— Required work —
Scan the data below for the string "they". Show every line where it turns up.

— Records for processing —
▽
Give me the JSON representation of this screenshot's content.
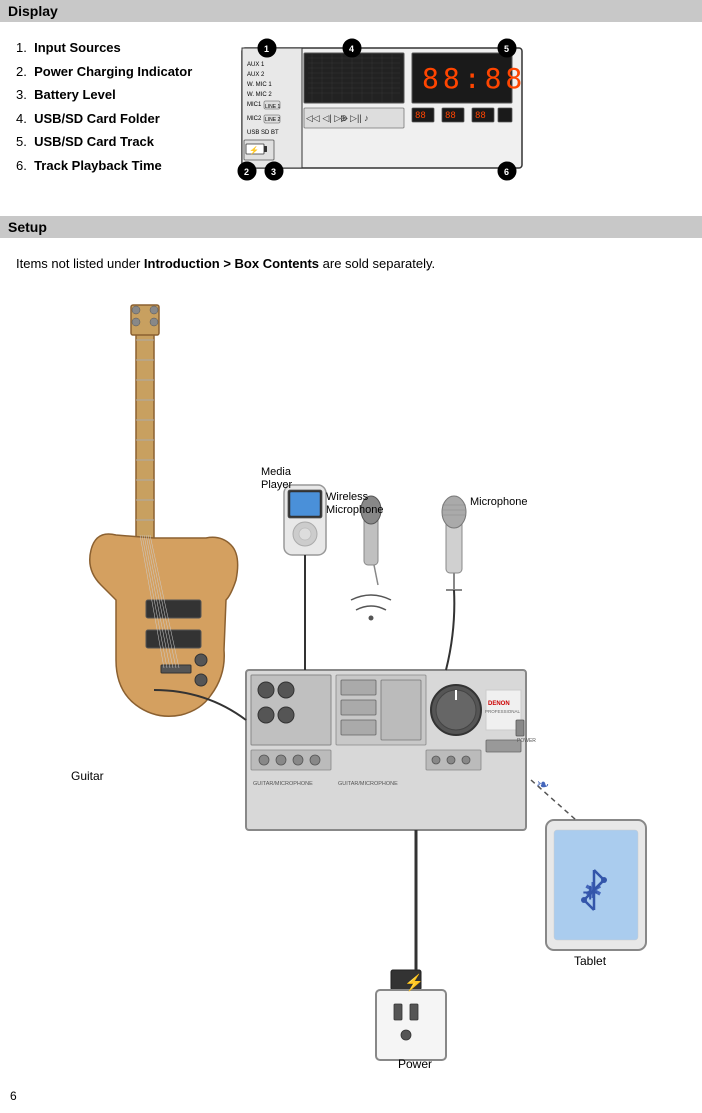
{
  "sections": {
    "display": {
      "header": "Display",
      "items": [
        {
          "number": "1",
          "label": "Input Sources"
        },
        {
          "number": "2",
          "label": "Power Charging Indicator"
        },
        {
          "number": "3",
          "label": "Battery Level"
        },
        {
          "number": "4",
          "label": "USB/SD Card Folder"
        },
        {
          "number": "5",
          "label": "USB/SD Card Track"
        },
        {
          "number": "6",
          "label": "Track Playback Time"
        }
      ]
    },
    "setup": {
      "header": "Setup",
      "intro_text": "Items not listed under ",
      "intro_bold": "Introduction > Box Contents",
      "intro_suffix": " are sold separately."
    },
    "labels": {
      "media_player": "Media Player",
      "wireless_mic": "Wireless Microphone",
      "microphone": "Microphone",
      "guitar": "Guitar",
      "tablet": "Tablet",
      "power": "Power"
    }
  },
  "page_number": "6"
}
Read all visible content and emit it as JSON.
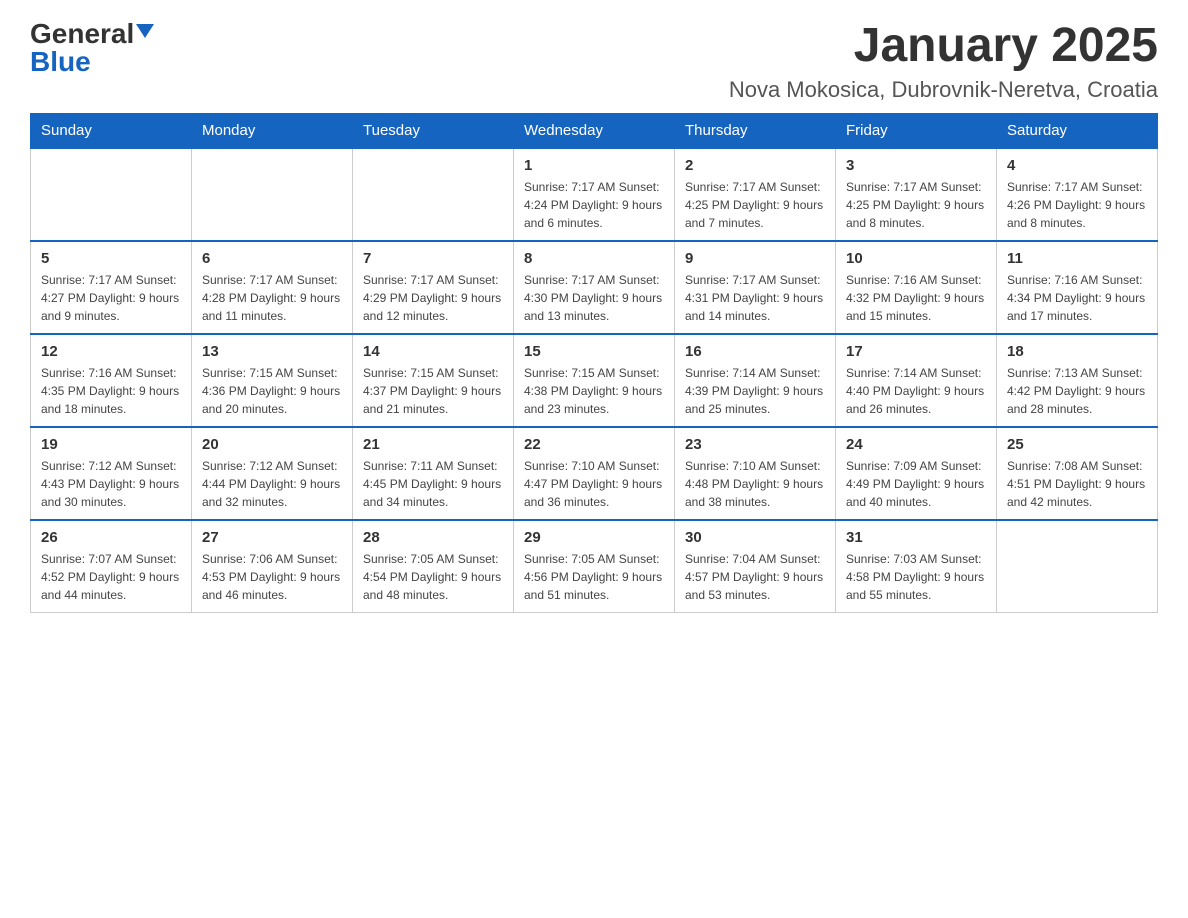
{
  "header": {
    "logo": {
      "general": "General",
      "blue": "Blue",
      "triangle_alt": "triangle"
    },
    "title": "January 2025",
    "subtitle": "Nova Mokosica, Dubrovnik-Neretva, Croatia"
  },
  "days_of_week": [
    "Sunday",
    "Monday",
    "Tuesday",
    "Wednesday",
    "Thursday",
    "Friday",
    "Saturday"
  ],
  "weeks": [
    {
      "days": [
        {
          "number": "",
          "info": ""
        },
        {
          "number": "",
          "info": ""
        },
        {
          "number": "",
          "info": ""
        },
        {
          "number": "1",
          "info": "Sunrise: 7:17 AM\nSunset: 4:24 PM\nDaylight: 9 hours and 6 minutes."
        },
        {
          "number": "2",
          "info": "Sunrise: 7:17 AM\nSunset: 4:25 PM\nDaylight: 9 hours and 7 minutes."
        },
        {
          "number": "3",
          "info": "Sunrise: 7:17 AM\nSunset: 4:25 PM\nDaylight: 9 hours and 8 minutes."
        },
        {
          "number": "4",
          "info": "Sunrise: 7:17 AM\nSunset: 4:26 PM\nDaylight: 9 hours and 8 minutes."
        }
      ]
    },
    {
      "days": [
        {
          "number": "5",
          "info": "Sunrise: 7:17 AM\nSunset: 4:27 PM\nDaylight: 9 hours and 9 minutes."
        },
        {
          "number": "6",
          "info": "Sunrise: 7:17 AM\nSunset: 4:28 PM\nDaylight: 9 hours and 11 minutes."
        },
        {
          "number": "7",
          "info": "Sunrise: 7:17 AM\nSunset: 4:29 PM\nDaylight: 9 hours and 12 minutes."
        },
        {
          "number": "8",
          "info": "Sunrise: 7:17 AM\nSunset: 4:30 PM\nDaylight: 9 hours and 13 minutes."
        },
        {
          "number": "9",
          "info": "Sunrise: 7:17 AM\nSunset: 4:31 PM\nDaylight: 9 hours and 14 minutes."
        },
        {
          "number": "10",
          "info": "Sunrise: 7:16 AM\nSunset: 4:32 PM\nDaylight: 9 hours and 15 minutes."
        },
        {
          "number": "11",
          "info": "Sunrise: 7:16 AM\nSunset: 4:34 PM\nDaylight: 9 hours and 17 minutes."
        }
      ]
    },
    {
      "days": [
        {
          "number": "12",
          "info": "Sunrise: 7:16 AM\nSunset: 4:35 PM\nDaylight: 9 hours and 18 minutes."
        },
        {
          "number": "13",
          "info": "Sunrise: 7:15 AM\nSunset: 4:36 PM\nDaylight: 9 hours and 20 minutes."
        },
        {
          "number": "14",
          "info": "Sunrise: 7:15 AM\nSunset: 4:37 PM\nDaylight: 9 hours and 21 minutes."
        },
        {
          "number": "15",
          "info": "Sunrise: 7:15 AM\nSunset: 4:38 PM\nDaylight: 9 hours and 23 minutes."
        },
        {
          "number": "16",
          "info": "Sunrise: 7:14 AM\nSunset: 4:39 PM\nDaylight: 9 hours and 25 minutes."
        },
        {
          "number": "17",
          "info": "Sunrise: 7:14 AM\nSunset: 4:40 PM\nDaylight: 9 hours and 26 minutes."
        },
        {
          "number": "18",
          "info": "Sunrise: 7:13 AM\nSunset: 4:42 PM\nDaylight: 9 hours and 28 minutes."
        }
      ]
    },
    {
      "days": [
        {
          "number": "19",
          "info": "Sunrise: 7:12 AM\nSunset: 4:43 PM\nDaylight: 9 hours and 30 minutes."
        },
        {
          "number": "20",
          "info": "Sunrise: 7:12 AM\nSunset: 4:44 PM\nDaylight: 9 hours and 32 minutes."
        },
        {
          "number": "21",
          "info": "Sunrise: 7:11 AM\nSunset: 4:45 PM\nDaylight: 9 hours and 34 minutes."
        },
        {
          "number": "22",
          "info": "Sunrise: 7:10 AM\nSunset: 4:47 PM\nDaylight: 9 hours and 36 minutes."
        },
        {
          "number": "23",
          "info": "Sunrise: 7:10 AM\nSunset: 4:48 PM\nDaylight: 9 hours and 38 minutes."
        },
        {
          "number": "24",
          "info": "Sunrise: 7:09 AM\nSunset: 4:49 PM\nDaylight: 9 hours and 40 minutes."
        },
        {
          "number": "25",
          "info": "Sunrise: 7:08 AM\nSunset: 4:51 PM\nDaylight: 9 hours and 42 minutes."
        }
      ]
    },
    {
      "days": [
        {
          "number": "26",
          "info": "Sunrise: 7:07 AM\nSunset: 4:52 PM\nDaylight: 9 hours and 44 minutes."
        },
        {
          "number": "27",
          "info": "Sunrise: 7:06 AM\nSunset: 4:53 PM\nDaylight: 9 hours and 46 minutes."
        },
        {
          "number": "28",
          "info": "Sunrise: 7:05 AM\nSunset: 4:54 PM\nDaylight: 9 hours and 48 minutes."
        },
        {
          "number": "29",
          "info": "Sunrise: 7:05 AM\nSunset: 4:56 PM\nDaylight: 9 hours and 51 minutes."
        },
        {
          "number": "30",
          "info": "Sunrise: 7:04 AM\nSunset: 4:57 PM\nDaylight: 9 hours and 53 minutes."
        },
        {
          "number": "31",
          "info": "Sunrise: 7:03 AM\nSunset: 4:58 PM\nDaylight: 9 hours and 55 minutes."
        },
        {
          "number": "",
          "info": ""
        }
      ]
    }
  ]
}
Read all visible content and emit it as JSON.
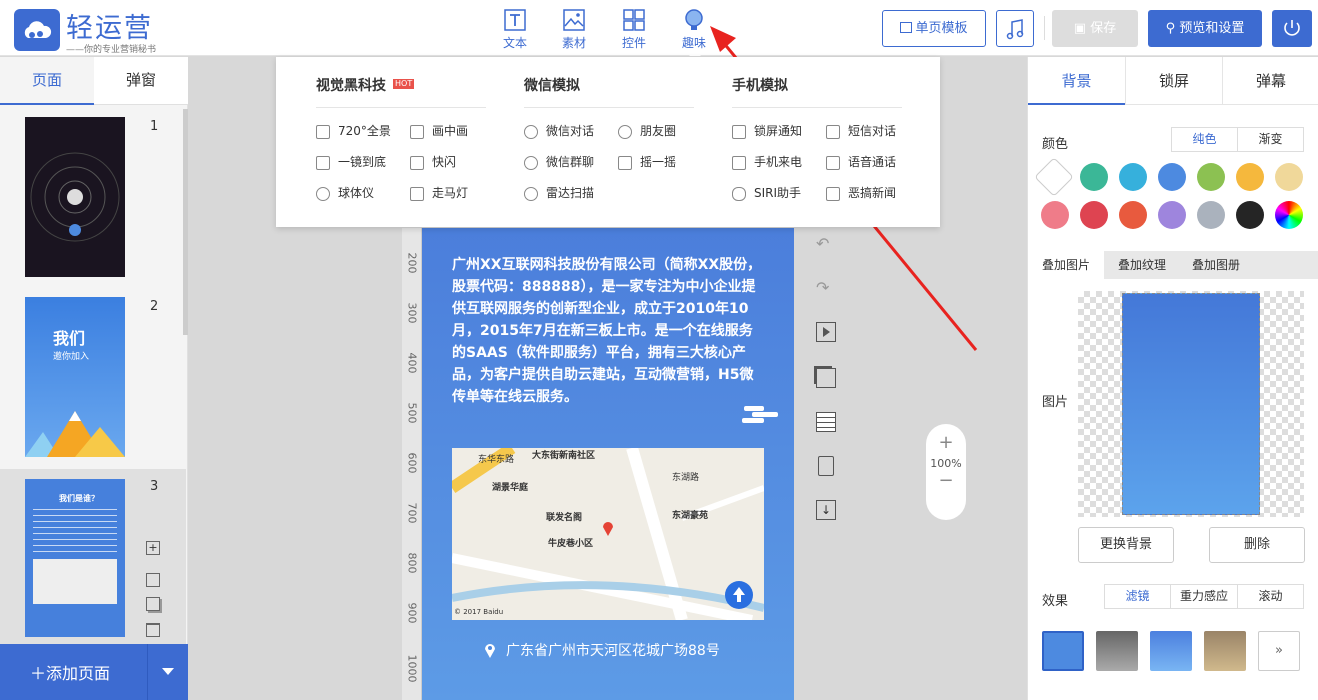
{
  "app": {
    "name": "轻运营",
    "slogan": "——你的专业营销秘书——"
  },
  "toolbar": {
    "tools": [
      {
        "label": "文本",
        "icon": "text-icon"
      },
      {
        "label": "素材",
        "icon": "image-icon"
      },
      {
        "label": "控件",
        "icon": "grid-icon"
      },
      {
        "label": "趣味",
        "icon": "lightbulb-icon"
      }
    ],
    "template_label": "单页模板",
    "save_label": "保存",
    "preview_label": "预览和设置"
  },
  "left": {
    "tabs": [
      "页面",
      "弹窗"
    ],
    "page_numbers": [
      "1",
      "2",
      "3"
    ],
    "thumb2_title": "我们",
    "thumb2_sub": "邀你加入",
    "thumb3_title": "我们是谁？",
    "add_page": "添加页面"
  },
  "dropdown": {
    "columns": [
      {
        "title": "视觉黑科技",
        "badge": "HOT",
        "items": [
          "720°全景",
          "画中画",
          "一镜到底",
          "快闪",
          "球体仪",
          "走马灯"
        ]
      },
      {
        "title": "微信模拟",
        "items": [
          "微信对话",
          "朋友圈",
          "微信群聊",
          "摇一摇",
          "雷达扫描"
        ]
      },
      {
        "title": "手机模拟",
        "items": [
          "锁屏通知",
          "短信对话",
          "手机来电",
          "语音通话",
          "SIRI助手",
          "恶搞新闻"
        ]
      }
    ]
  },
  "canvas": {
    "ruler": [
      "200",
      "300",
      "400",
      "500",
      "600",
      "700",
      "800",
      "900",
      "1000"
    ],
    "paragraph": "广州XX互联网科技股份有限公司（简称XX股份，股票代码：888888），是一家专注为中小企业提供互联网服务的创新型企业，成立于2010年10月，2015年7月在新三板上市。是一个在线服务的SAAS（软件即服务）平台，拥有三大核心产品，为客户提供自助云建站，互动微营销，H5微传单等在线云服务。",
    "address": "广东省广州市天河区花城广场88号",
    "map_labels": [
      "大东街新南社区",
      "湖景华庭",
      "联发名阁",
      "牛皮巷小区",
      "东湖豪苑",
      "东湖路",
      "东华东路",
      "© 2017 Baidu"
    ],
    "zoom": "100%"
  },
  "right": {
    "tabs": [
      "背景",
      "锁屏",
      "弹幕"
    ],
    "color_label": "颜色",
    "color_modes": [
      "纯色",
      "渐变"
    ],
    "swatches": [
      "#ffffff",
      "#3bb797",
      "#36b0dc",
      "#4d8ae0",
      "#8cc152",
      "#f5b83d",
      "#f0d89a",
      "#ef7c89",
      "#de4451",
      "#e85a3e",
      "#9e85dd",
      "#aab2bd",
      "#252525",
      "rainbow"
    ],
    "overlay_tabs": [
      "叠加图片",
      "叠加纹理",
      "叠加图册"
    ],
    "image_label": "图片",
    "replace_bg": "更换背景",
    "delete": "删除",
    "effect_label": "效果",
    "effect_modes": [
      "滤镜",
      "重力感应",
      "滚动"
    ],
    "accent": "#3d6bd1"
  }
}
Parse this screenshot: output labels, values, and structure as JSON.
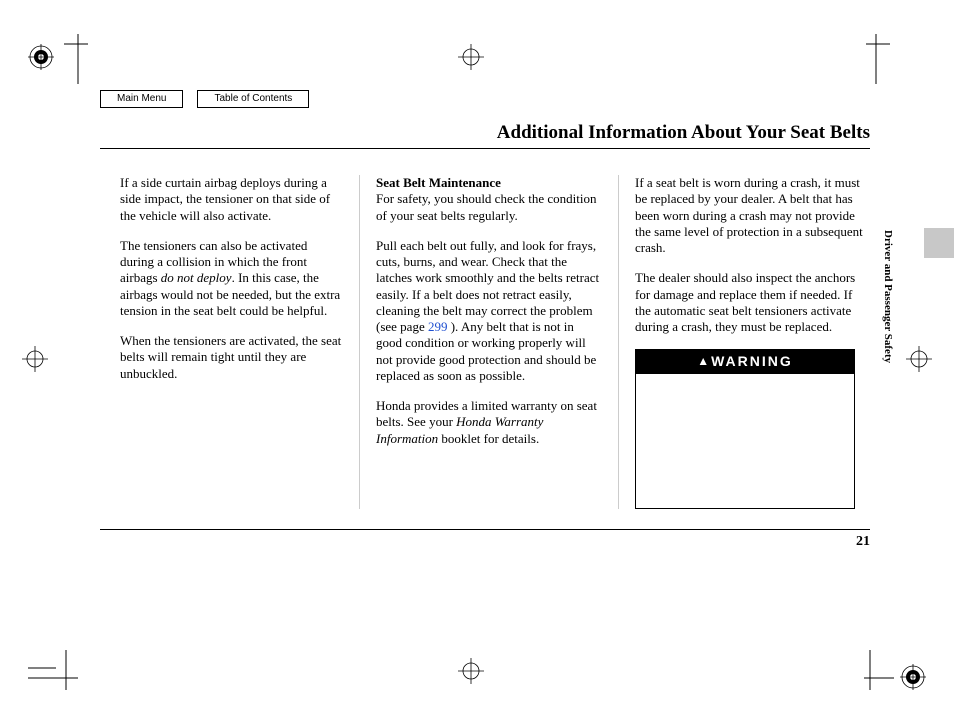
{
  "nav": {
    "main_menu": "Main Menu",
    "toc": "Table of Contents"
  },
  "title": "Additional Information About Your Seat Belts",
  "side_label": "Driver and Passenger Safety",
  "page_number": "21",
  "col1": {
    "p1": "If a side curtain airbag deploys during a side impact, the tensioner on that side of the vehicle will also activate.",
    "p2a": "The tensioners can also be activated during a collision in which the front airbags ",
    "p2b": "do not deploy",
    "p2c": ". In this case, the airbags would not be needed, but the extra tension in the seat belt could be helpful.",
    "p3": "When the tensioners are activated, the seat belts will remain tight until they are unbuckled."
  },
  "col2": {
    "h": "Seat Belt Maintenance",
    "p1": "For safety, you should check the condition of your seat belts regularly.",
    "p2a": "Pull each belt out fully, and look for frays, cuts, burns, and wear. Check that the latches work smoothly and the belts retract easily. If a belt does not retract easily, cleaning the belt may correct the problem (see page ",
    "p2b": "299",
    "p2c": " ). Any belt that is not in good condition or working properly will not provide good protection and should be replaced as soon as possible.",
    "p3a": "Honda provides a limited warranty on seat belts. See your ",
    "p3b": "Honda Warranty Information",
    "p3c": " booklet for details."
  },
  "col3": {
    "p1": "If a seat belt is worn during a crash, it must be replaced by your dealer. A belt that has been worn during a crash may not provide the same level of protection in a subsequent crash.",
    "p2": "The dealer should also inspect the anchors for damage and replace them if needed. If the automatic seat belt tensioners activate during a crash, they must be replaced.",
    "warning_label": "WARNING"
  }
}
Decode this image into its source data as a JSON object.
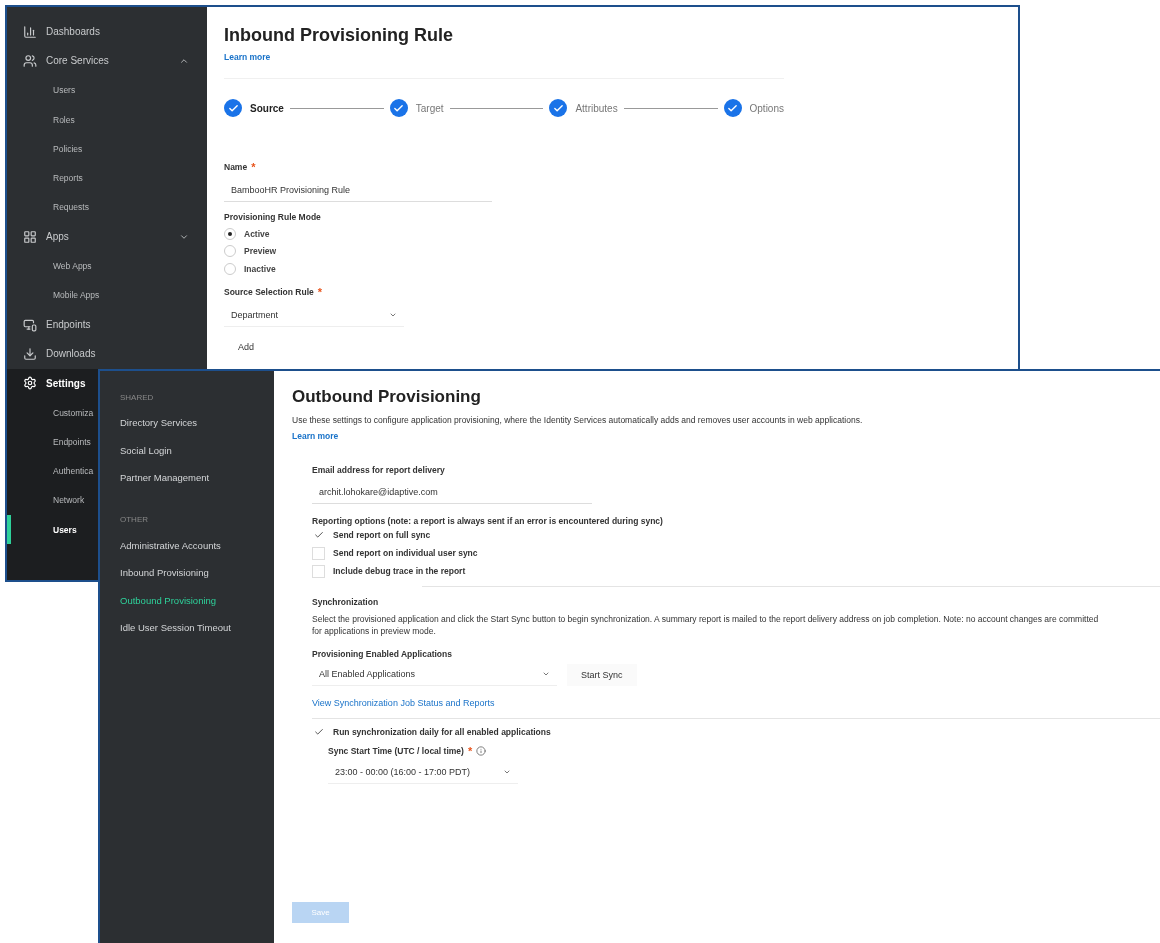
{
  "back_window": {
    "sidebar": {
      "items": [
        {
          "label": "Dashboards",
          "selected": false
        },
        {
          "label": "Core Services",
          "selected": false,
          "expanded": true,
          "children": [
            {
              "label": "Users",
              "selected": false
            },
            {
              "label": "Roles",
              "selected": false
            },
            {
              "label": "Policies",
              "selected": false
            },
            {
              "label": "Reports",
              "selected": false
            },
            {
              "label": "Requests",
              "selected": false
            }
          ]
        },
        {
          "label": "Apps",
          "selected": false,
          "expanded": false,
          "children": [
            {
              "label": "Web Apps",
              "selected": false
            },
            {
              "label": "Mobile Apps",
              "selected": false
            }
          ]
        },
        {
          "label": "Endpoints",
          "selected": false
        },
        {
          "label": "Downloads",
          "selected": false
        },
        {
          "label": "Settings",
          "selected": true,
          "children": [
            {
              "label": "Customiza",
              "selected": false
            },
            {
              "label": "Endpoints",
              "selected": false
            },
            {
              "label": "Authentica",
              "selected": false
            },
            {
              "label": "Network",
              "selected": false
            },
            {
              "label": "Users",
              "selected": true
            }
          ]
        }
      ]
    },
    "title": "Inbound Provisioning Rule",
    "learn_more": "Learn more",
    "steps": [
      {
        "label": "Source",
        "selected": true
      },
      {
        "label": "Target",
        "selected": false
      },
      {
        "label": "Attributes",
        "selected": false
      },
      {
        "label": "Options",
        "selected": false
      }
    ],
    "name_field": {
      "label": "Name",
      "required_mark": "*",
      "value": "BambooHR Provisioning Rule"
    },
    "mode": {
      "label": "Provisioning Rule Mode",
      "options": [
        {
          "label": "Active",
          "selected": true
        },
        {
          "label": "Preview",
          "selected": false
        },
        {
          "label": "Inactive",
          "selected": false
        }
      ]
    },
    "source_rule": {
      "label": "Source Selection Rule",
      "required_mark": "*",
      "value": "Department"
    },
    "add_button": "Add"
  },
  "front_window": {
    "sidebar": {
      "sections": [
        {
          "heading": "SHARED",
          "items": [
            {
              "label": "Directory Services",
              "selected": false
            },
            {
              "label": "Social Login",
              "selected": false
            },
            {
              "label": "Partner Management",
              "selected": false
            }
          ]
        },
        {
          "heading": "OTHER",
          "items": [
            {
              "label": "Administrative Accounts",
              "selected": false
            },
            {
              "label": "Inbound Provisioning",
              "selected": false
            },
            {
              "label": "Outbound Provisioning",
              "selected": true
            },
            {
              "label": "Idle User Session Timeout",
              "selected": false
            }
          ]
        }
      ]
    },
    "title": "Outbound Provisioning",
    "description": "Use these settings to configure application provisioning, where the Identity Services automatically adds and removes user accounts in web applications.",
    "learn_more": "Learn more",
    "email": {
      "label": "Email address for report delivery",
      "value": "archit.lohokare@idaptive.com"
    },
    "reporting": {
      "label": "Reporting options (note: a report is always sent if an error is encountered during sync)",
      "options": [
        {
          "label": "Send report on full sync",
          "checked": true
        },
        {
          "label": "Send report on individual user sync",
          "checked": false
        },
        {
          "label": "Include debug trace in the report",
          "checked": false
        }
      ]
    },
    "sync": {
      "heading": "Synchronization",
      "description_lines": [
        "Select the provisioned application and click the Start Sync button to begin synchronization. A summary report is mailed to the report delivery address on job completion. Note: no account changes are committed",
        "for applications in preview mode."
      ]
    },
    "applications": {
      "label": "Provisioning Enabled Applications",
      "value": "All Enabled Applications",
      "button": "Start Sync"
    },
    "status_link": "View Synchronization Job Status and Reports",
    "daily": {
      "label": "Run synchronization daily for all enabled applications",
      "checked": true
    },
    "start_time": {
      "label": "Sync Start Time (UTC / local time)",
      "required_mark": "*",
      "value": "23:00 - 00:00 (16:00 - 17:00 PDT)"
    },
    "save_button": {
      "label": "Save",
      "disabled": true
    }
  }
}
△
— Solved problem —
    "p3": "When the tensioners are activated, the seat belts will remain tight until they are unbuckled."
    "p2": "The dealer should also inspect the anchors for damage and replace them if needed. If the automatic seat belt tensioners activate during a crash, they must be replaced.",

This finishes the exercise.